*** Opening of Material supplied ***

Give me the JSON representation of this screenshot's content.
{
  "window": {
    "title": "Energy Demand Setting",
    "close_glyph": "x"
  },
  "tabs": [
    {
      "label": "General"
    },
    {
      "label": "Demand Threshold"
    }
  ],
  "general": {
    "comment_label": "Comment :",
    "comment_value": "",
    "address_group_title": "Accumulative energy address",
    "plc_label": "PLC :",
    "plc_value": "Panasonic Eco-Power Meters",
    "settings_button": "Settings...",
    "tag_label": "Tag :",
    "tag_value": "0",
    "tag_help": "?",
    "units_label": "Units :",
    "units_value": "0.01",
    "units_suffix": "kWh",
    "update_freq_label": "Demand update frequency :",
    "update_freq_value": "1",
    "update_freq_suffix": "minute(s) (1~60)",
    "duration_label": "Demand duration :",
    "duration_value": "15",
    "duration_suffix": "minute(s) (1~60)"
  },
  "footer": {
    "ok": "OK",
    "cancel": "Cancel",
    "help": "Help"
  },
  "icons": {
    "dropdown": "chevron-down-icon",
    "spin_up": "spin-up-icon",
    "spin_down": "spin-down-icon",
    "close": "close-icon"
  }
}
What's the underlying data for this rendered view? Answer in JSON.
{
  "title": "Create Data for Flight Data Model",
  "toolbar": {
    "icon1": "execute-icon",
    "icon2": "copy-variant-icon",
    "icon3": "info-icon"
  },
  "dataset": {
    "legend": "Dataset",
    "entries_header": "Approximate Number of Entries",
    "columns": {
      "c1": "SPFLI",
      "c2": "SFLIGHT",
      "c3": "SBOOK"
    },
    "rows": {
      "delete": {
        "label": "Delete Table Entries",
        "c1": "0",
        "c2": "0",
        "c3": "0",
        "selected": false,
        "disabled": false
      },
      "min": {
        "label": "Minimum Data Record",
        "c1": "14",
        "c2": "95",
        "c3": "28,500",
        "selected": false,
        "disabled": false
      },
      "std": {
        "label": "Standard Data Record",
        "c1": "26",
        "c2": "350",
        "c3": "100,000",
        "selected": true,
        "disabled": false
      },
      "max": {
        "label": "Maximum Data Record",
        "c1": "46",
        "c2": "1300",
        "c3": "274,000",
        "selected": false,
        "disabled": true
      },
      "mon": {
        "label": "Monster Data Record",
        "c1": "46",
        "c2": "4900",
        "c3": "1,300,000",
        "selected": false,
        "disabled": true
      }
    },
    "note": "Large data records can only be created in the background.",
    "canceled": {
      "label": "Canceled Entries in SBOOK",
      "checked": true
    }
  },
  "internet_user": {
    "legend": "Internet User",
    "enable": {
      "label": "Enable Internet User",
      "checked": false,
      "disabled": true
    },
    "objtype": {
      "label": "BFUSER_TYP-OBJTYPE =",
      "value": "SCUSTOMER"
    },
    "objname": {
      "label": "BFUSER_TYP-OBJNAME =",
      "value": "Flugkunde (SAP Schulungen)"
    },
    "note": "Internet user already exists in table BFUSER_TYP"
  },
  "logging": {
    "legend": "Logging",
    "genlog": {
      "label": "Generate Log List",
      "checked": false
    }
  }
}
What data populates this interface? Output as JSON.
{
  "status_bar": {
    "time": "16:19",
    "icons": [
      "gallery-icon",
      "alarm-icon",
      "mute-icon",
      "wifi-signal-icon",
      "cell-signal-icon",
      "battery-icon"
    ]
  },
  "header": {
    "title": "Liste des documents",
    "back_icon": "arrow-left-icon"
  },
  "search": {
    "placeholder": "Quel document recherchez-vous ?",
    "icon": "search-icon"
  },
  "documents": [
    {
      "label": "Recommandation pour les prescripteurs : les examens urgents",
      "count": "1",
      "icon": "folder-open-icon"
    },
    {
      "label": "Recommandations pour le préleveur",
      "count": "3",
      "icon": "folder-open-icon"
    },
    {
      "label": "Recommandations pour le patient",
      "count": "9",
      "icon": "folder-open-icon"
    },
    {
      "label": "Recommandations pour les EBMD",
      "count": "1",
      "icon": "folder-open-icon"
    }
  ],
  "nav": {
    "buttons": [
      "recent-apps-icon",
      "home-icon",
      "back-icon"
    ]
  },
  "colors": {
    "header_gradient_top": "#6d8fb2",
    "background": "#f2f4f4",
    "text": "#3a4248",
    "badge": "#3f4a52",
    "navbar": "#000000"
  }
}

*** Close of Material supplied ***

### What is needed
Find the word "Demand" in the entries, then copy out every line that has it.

### Your solution
    "title": "Energy Demand Setting",
      "label": "Demand Threshold"
    "update_freq_label": "Demand update frequency :",
    "duration_label": "Demand duration :",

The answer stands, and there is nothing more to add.